If analytic stories appear regularly, they may help to inform the news audience about the normal working of politics — and also provide it with the political education they should have received in school.
Analytic journalism is currently produced mainly by magazine article and book writers who tell their stories as recent history. Journalists should be writing the first drafts of such analytic histories so that the news audience can be informed while political processes are still unfolding and before important decisions are made.
Journalists will have to learn how to produce analytic journalism for the popular news audience, most of which does not read political books or magazine articles. A good deal of experimenting may be needed before analytic journalism that reaches its intended audience can be perfected.
The news for democracy I have in mind ought to appear regularly, but it does not need to be daily or even weekly; its frequency, like everything else, must be determined by the need to reach and hold a popular audience. The format and content should probably be designed from the start for the Internet, preferably for websites that can attract this audience.
Consequently, it can be even be scheduled for sites also devoted to entertainment fare, just as the television networks once scheduled documentaries between entertainment programs. In fact, combining analytic journalism with entertainment might encourage other innovators to develop docudramas or entertainment programs that pursue some of analytic journalism’s aims.

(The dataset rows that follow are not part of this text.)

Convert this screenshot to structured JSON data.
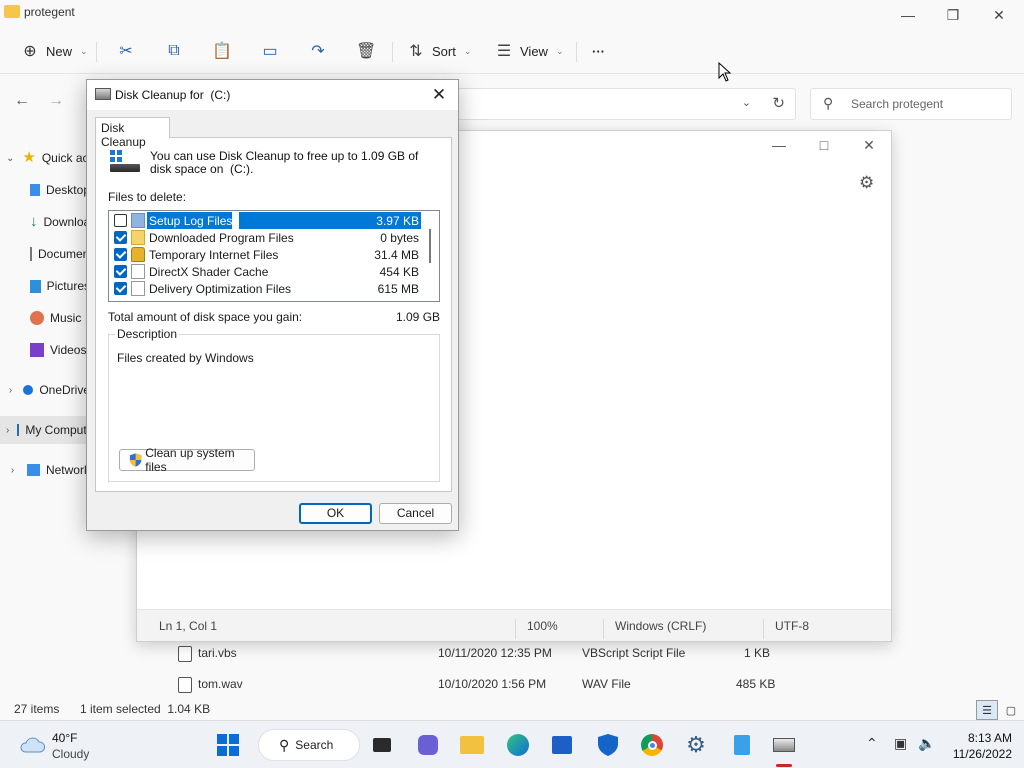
{
  "explorer": {
    "title": "protegent",
    "toolbar": {
      "new_label": "New",
      "sort_label": "Sort",
      "view_label": "View",
      "more_label": "···"
    },
    "search_placeholder": "Search protegent",
    "nav": [
      {
        "label": "Quick access",
        "icon": "star-icon"
      },
      {
        "label": "Desktop",
        "icon": "desktop-icon"
      },
      {
        "label": "Downloads",
        "icon": "download-icon"
      },
      {
        "label": "Documents",
        "icon": "document-icon"
      },
      {
        "label": "Pictures",
        "icon": "picture-icon"
      },
      {
        "label": "Music",
        "icon": "music-icon"
      },
      {
        "label": "Videos",
        "icon": "video-icon"
      },
      {
        "label": "OneDrive",
        "icon": "cloud-icon"
      },
      {
        "label": "My Computer",
        "icon": "monitor-icon"
      },
      {
        "label": "Network",
        "icon": "network-icon"
      }
    ],
    "files": [
      {
        "name": "tari.vbs",
        "date": "10/11/2020 12:35 PM",
        "type": "VBScript Script File",
        "size": "1 KB"
      },
      {
        "name": "tom.wav",
        "date": "10/10/2020 1:56 PM",
        "type": "WAV File",
        "size": "485 KB"
      }
    ],
    "status": {
      "items": "27 items",
      "selected": "1 item selected  1.04 KB"
    }
  },
  "notepad": {
    "status": {
      "position": "Ln 1, Col 1",
      "zoom": "100%",
      "line_ending": "Windows (CRLF)",
      "encoding": "UTF-8"
    }
  },
  "dialog": {
    "title": "Disk Cleanup for  (C:)",
    "tab": "Disk Cleanup",
    "intro": "You can use Disk Cleanup to free up to 1.09 GB of disk space on  (C:).",
    "files_label": "Files to delete:",
    "files": [
      {
        "name": "Setup Log Files",
        "size": "3.97 KB",
        "checked": false
      },
      {
        "name": "Downloaded Program Files",
        "size": "0 bytes",
        "checked": true
      },
      {
        "name": "Temporary Internet Files",
        "size": "31.4 MB",
        "checked": true
      },
      {
        "name": "DirectX Shader Cache",
        "size": "454 KB",
        "checked": true
      },
      {
        "name": "Delivery Optimization Files",
        "size": "615 MB",
        "checked": true
      }
    ],
    "total_label": "Total amount of disk space you gain:",
    "total_value": "1.09 GB",
    "description_legend": "Description",
    "description_text": "Files created by Windows",
    "cleanup_system_label": "Clean up system files",
    "ok_label": "OK",
    "cancel_label": "Cancel"
  },
  "taskbar": {
    "weather_temp": "40°F",
    "weather_cond": "Cloudy",
    "search_label": "Search",
    "time": "8:13 AM",
    "date": "11/26/2022"
  }
}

Furthermore, for many decades, entertainment fare has subsidized informational fare, and eventually media firms should be able to do so even on the Internet. However, if journalists can expand their field to include news for democracy, the news media doing so might attract new funding sources in the foundation and nonprofit world, as well as from government. In fact, if news serves as a public rumor and panic-prevention institution, a case can be made that government should help to fund it.
American journalists have traditionally objected to being funded by government, for good reasons as well as bad ones. But if, as we are now learning, private enterprise has trouble making money from the news, it either forces the journalists it does not fire to raise their productivity to unreasonable heights, sensationalize the news, or both.
In that case, government funding may be a more desirable alternative — and like other publicly funded professions before them, journalists will figure out how to protect themselves and their audiences from interference.